EXTRACTED RECORDS:
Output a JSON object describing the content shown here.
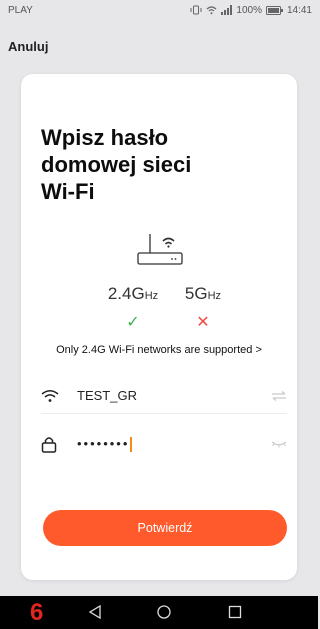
{
  "status": {
    "carrier": "PLAY",
    "battery": "100%",
    "time": "14:41"
  },
  "header": {
    "cancel_label": "Anuluj"
  },
  "card": {
    "title_line1": "Wpisz hasło",
    "title_line2": "domowej sieci",
    "title_line3": "Wi-Fi",
    "band_24_main": "2.4G",
    "band_24_unit": "Hz",
    "band_5_main": "5G",
    "band_5_unit": "Hz",
    "band_24_mark": "✓",
    "band_5_mark": "✕",
    "supported_text": "Only 2.4G Wi-Fi networks are supported",
    "supported_chevron": ">",
    "ssid_value": "TEST_GR",
    "password_value": "••••••••",
    "confirm_label": "Potwierdź"
  },
  "navbar": {
    "digit": "6"
  },
  "colors": {
    "accent": "#ff5a2b",
    "ok": "#3cb34a",
    "error": "#ee4c44",
    "background": "#e7e7ea",
    "caret": "#f28c1a"
  },
  "icons": {
    "router": "router-icon",
    "wifi": "wifi-icon",
    "lock": "lock-icon",
    "switch": "switch-network-icon",
    "eye": "eye-closed-icon"
  }
}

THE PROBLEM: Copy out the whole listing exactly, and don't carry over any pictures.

REPLY TO THE TASK:
Output a JSON object describing the content shown here.
{
  "status": {
    "carrier": "PLAY",
    "battery": "100%",
    "time": "14:41"
  },
  "header": {
    "cancel_label": "Anuluj"
  },
  "card": {
    "title_line1": "Wpisz hasło",
    "title_line2": "domowej sieci",
    "title_line3": "Wi-Fi",
    "band_24_main": "2.4G",
    "band_24_unit": "Hz",
    "band_5_main": "5G",
    "band_5_unit": "Hz",
    "band_24_mark": "✓",
    "band_5_mark": "✕",
    "supported_text": "Only 2.4G Wi-Fi networks are supported",
    "supported_chevron": ">",
    "ssid_value": "TEST_GR",
    "password_value": "••••••••",
    "confirm_label": "Potwierdź"
  },
  "navbar": {
    "digit": "6"
  },
  "colors": {
    "accent": "#ff5a2b",
    "ok": "#3cb34a",
    "error": "#ee4c44",
    "background": "#e7e7ea",
    "caret": "#f28c1a"
  },
  "icons": {
    "router": "router-icon",
    "wifi": "wifi-icon",
    "lock": "lock-icon",
    "switch": "switch-network-icon",
    "eye": "eye-closed-icon"
  }
}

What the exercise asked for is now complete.